__EXERCISE__:
Your task is to repeat the entries underneath exactly, minus the pictures.

(Data about app and page elements)
━━━━━━━━━━

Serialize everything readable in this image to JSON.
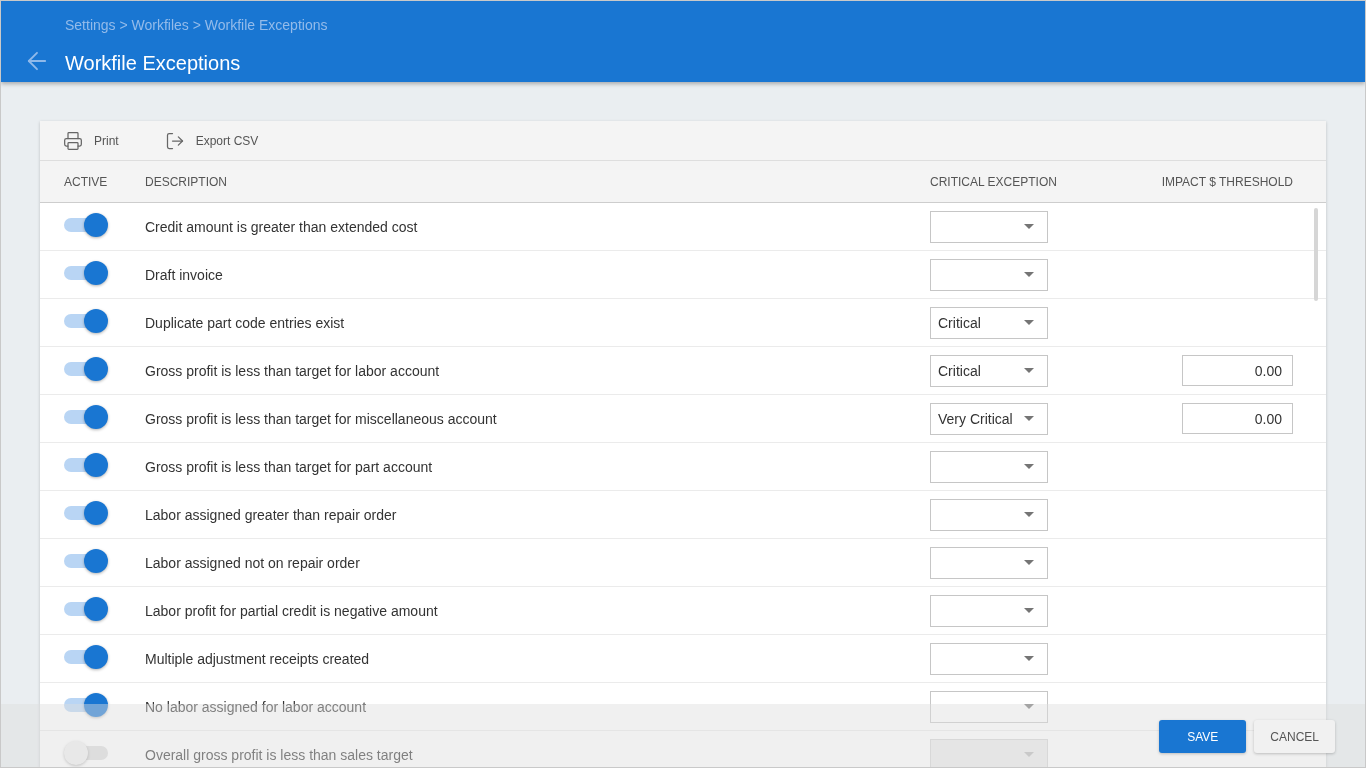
{
  "header": {
    "breadcrumb": "Settings > Workfiles > Workfile Exceptions",
    "title": "Workfile Exceptions"
  },
  "toolbar": [
    {
      "kind": "print",
      "label": "Print"
    },
    {
      "kind": "export",
      "label": "Export CSV"
    }
  ],
  "table": {
    "columns": [
      "ACTIVE",
      "DESCRIPTION",
      "CRITICAL EXCEPTION",
      "IMPACT $ THRESHOLD"
    ],
    "rows": [
      {
        "active": true,
        "description": "Credit amount is greater than extended cost"
      },
      {
        "active": true,
        "description": "Draft invoice"
      },
      {
        "active": true,
        "description": "Duplicate part code entries exist",
        "critical_exception": "Critical"
      },
      {
        "active": true,
        "description": "Gross profit is less than target for labor account",
        "critical_exception": "Critical",
        "impact_threshold": "0.00"
      },
      {
        "active": true,
        "description": "Gross profit is less than target for miscellaneous account",
        "critical_exception": "Very Critical",
        "impact_threshold": "0.00"
      },
      {
        "active": true,
        "description": "Gross profit is less than target for part account"
      },
      {
        "active": true,
        "description": "Labor assigned greater than repair order"
      },
      {
        "active": true,
        "description": "Labor assigned not on repair order"
      },
      {
        "active": true,
        "description": "Labor profit for partial credit is negative amount"
      },
      {
        "active": true,
        "description": "Multiple adjustment receipts created"
      },
      {
        "active": true,
        "description": "No labor assigned for labor account"
      },
      {
        "active": false,
        "description": "Overall gross profit is less than sales target"
      }
    ]
  },
  "footer": {
    "buttons": [
      {
        "kind": "primary",
        "label": "SAVE"
      },
      {
        "kind": "secondary",
        "label": "CANCEL"
      }
    ]
  }
}
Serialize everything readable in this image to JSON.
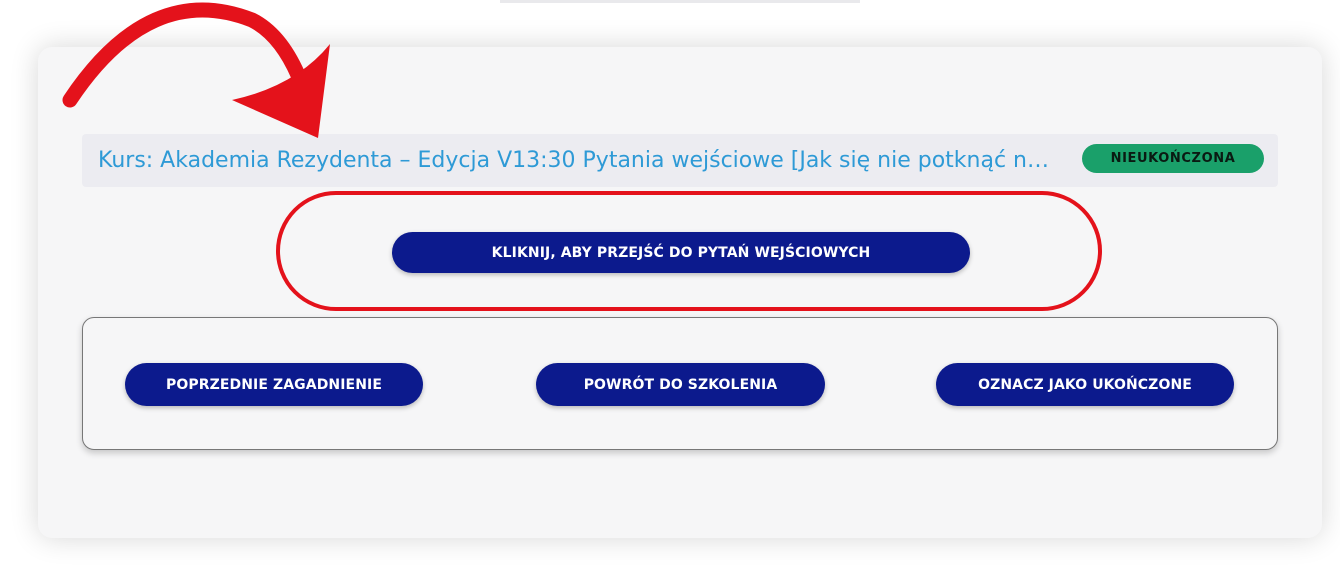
{
  "lesson": {
    "breadcrumb": "Kurs: Akademia Rezydenta – Edycja V13:30 Pytania wejściowe [Jak się nie potknąć n…",
    "status_badge": "NIEUKOŃCZONA",
    "go_to_questions_label": "KLIKNIJ, ABY PRZEJŚĆ DO PYTAŃ WEJŚCIOWYCH"
  },
  "navigation": {
    "previous_label": "POPRZEDNIE ZAGADNIENIE",
    "back_label": "POWRÓT DO SZKOLENIA",
    "mark_complete_label": "OZNACZ JAKO UKOŃCZONE"
  },
  "annotations": {
    "arrow_icon": "curved-arrow-icon",
    "highlight_color": "#e4121b"
  },
  "colors": {
    "button_bg": "#0c1a8d",
    "breadcrumb_link": "#2e9ad6",
    "badge_bg": "#1aa06a"
  }
}
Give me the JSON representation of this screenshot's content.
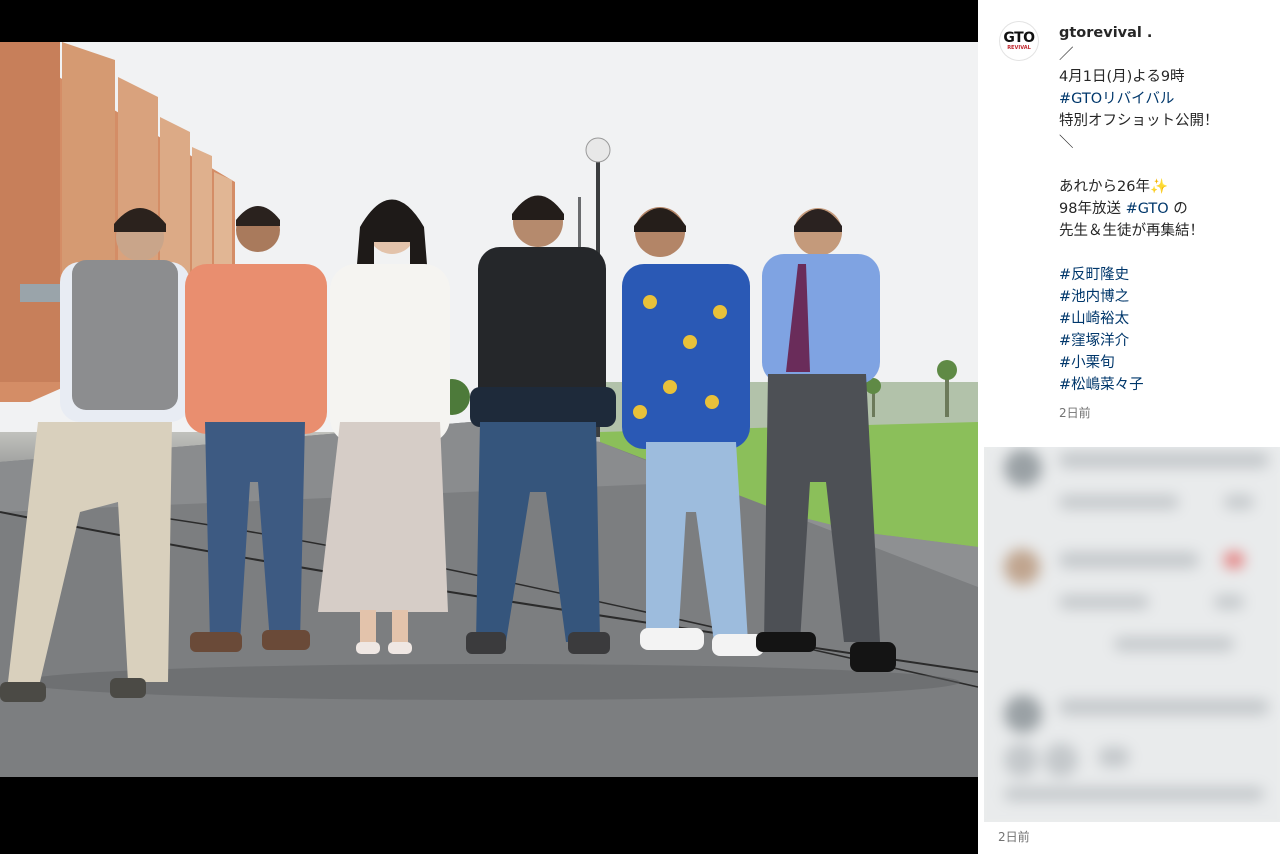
{
  "post": {
    "username": "gtorevival .",
    "avatar_logo": "GTO",
    "avatar_logo_sub": "REVIVAL",
    "caption_lines": [
      "／",
      "4月1日(月)よる9時"
    ],
    "hashtag_show": "#GTOリバイバル",
    "line_announce": "特別オフショット公開！",
    "line_close": "＼",
    "line_years": "あれから26年",
    "sparkle": "✨",
    "line_broadcast_pre": "98年放送 ",
    "hashtag_gto": "#GTO",
    "line_broadcast_post": " の",
    "line_reunion": "先生＆生徒が再集結！",
    "cast_hashtags": [
      "#反町隆史",
      "#池内博之",
      "#山崎裕太",
      "#窪塚洋介",
      "#小栗旬",
      "#松嶋菜々子"
    ],
    "timestamp": "2日前"
  },
  "footer": {
    "timestamp": "2日前"
  },
  "colors": {
    "hashtag": "#00376b",
    "text": "#262626",
    "muted": "#737373",
    "logo_accent": "#c0262d"
  }
}
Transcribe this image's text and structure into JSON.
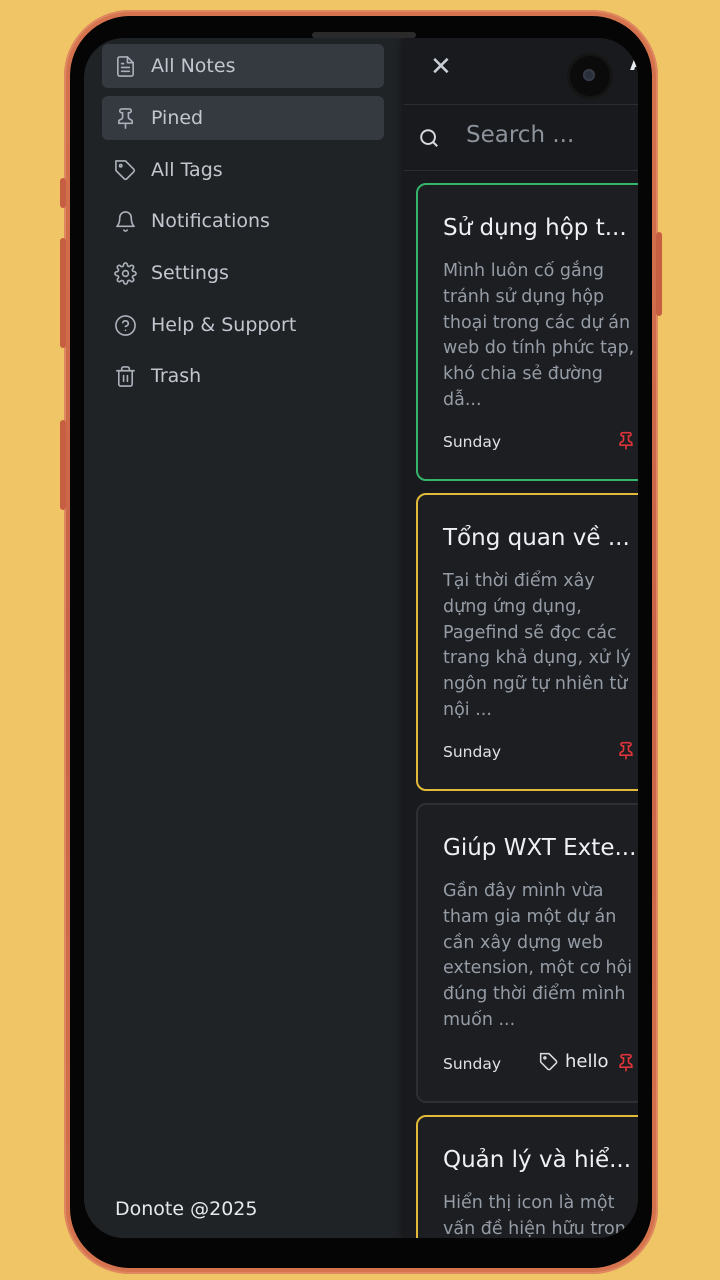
{
  "sidebar": {
    "items": [
      {
        "label": "All Notes",
        "icon": "file-text-icon"
      },
      {
        "label": "Pined",
        "icon": "pin-icon"
      },
      {
        "label": "All Tags",
        "icon": "tag-icon"
      },
      {
        "label": "Notifications",
        "icon": "bell-icon"
      },
      {
        "label": "Settings",
        "icon": "gear-icon"
      },
      {
        "label": "Help & Support",
        "icon": "help-circle-icon"
      },
      {
        "label": "Trash",
        "icon": "trash-icon"
      }
    ],
    "footer": "Donote @2025"
  },
  "header": {
    "avatar_letter": "A"
  },
  "search": {
    "placeholder": "Search ..."
  },
  "notes": [
    {
      "title": "Sử dụng hộp t...",
      "excerpt": "Mình luôn cố gắng tránh sử dụng hộp thoại trong các dự án web do tính phức tạp, khó chia sẻ đường dẫ...",
      "date": "Sunday",
      "pinned": true,
      "border_color": "#34b56b"
    },
    {
      "title": "Tổng quan về ...",
      "excerpt": "Tại thời điểm xây dựng ứng dụng, Pagefind sẽ đọc các trang khả dụng, xử lý ngôn ngữ tự nhiên từ nội ...",
      "date": "Sunday",
      "pinned": true,
      "border_color": "#e2b93b"
    },
    {
      "title": "Giúp WXT Exte...",
      "excerpt": "Gần đây mình vừa tham gia một dự án cần xây dựng web extension, một cơ hội đúng thời điểm mình muốn ...",
      "date": "Sunday",
      "tag": "hello",
      "pinned": true,
      "border_color": "#2c2f33"
    },
    {
      "title": "Quản lý và hiể...",
      "excerpt": "Hiển thị icon là một vấn đề hiện hữu trong",
      "border_color": "#e2b93b"
    }
  ]
}
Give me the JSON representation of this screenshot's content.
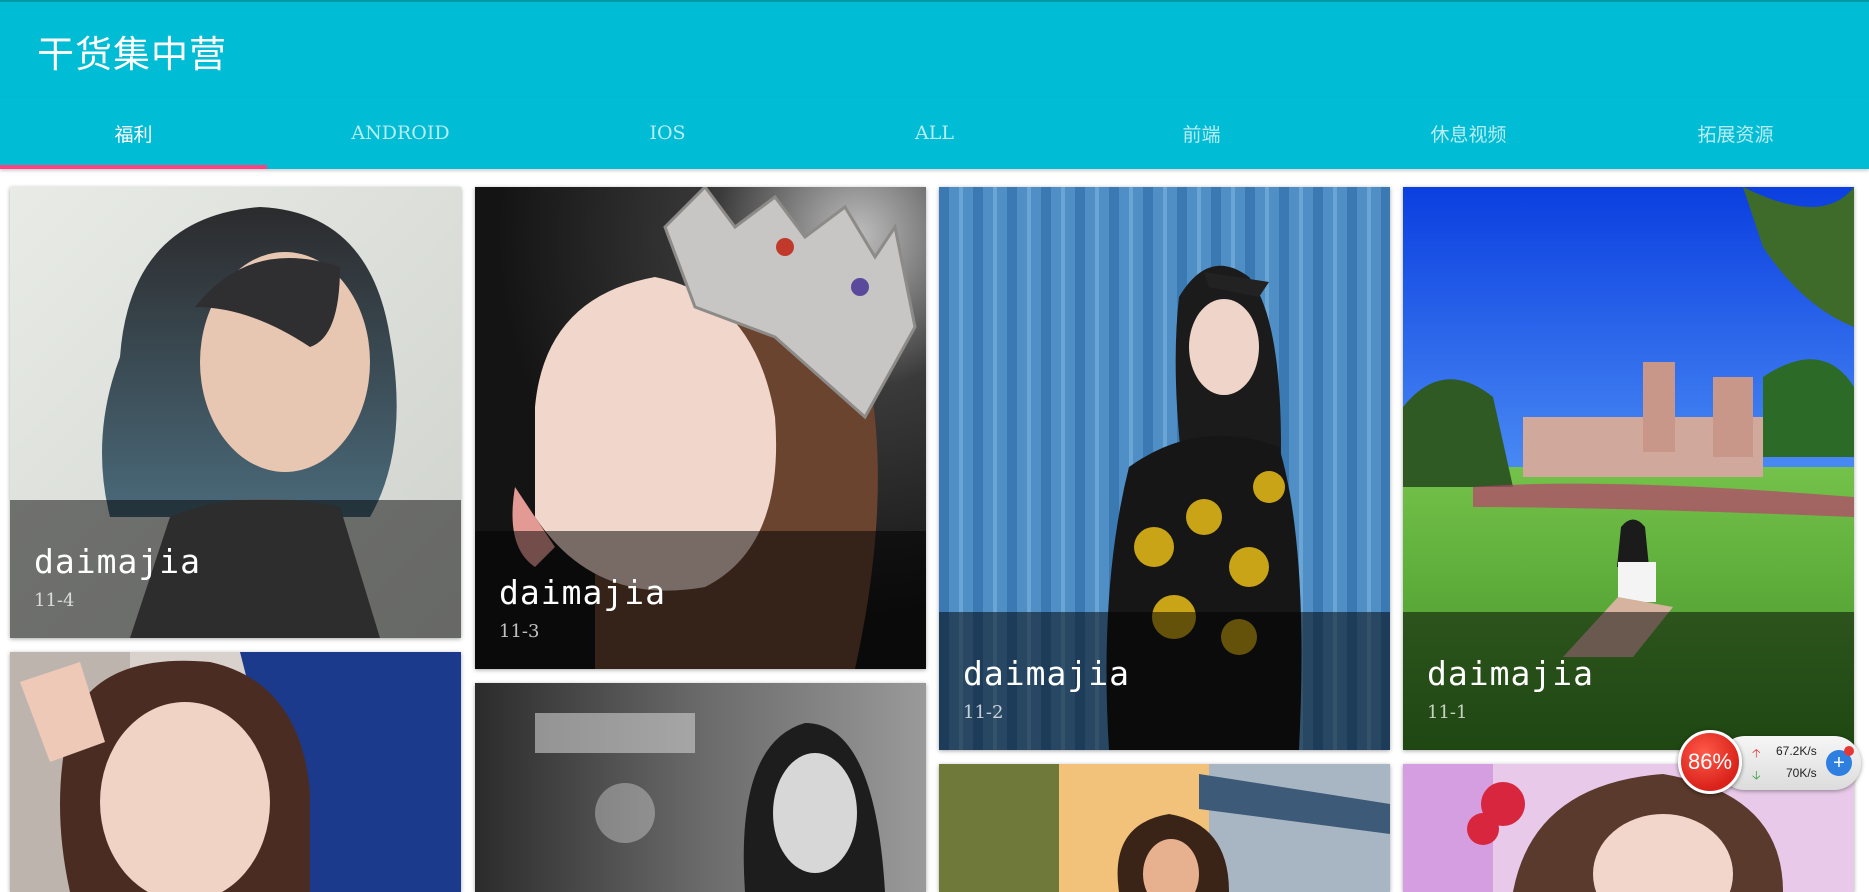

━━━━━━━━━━

__TASK RESPONSE__:
Serialize everything readable in this image to JSON.
{
  "header": {
    "breadcrumb": "Settings > Workfiles > Workfile Exceptions",
    "title": "Workfile Exceptions"
  },
  "toolbar": [
    {
      "kind": "print",
      "label": "Print"
    },
    {
      "kind": "export",
      "label": "Export CSV"
    }
  ],
  "table": {
    "columns": [
      "ACTIVE",
      "DESCRIPTION",
      "CRITICAL EXCEPTION",
      "IMPACT $ THRESHOLD"
    ],
    "rows": [
      {
        "active": true,
        "description": "Credit amount is greater than extended cost"
      },
      {
        "active": true,
        "description": "Draft invoice"
      },
      {
        "active": true,
        "description": "Duplicate part code entries exist",
        "critical_exception": "Critical"
      },
      {
        "active": true,
        "description": "Gross profit is less than target for labor account",
        "critical_exception": "Critical",
        "impact_threshold": "0.00"
      },
      {
        "active": true,
        "description": "Gross profit is less than target for miscellaneous account",
        "critical_exception": "Very Critical",
        "impact_threshold": "0.00"
      },
      {
        "active": true,
        "description": "Gross profit is less than target for part account"
      },
      {
        "active": true,
        "description": "Labor assigned greater than repair order"
      },
      {
        "active": true,
        "description": "Labor assigned not on repair order"
      },
      {
        "active": true,
        "description": "Labor profit for partial credit is negative amount"
      },
      {
        "active": true,
        "description": "Multiple adjustment receipts created"
      },
      {
        "active": true,
        "description": "No labor assigned for labor account"
      },
      {
        "active": false,
        "description": "Overall gross profit is less than sales target"
      }
    ]
  },
  "footer": {
    "buttons": [
      {
        "kind": "primary",
        "label": "SAVE"
      },
      {
        "kind": "secondary",
        "label": "CANCEL"
      }
    ]
  }
}
Serialize everything readable in this image to JSON.
{
  "lesson": {
    "breadcrumb": "Kurs: Akademia Rezydenta – Edycja V13:30 Pytania wejściowe [Jak się nie potknąć n…",
    "status_badge": "NIEUKOŃCZONA",
    "go_to_questions_label": "KLIKNIJ, ABY PRZEJŚĆ DO PYTAŃ WEJŚCIOWYCH"
  },
  "navigation": {
    "previous_label": "POPRZEDNIE ZAGADNIENIE",
    "back_label": "POWRÓT DO SZKOLENIA",
    "mark_complete_label": "OZNACZ JAKO UKOŃCZONE"
  },
  "annotations": {
    "arrow_icon": "curved-arrow-icon",
    "highlight_color": "#e4121b"
  },
  "colors": {
    "button_bg": "#0c1a8d",
    "breadcrumb_link": "#2e9ad6",
    "badge_bg": "#1aa06a"
  }
}
Give me the JSON representation of this screenshot's content.
{
  "post": {
    "username": "gtorevival .",
    "avatar_logo": "GTO",
    "avatar_logo_sub": "REVIVAL",
    "caption_lines": [
      "／",
      "4月1日(月)よる9時"
    ],
    "hashtag_show": "#GTOリバイバル",
    "line_announce": "特別オフショット公開！",
    "line_close": "＼",
    "line_years": "あれから26年",
    "sparkle": "✨",
    "line_broadcast_pre": "98年放送 ",
    "hashtag_gto": "#GTO",
    "line_broadcast_post": " の",
    "line_reunion": "先生＆生徒が再集結！",
    "cast_hashtags": [
      "#反町隆史",
      "#池内博之",
      "#山崎裕太",
      "#窪塚洋介",
      "#小栗旬",
      "#松嶋菜々子"
    ],
    "timestamp": "2日前"
  },
  "footer": {
    "timestamp": "2日前"
  },
  "colors": {
    "hashtag": "#00376b",
    "text": "#262626",
    "muted": "#737373",
    "logo_accent": "#c0262d"
  }
}
Transcribe this image's text and structure into JSON.
{
  "sidebar": {
    "items": [
      {
        "label": "All Notes",
        "icon": "file-text-icon"
      },
      {
        "label": "Pined",
        "icon": "pin-icon"
      },
      {
        "label": "All Tags",
        "icon": "tag-icon"
      },
      {
        "label": "Notifications",
        "icon": "bell-icon"
      },
      {
        "label": "Settings",
        "icon": "gear-icon"
      },
      {
        "label": "Help & Support",
        "icon": "help-circle-icon"
      },
      {
        "label": "Trash",
        "icon": "trash-icon"
      }
    ],
    "footer": "Donote @2025"
  },
  "header": {
    "avatar_letter": "A"
  },
  "search": {
    "placeholder": "Search ..."
  },
  "notes": [
    {
      "title": "Sử dụng hộp t...",
      "excerpt": "Mình luôn cố gắng tránh sử dụng hộp thoại trong các dự án web do tính phức tạp, khó chia sẻ đường dẫ...",
      "date": "Sunday",
      "pinned": true,
      "border_color": "#34b56b"
    },
    {
      "title": "Tổng quan về ...",
      "excerpt": "Tại thời điểm xây dựng ứng dụng, Pagefind sẽ đọc các trang khả dụng, xử lý ngôn ngữ tự nhiên từ nội ...",
      "date": "Sunday",
      "pinned": true,
      "border_color": "#e2b93b"
    },
    {
      "title": "Giúp WXT Exte...",
      "excerpt": "Gần đây mình vừa tham gia một dự án cần xây dựng web extension, một cơ hội đúng thời điểm mình muốn ...",
      "date": "Sunday",
      "tag": "hello",
      "pinned": true,
      "border_color": "#2c2f33"
    },
    {
      "title": "Quản lý và hiể...",
      "excerpt": "Hiển thị icon là một vấn đề hiện hữu trong",
      "border_color": "#e2b93b"
    }
  ]
}
Give me the JSON representation of this screenshot's content.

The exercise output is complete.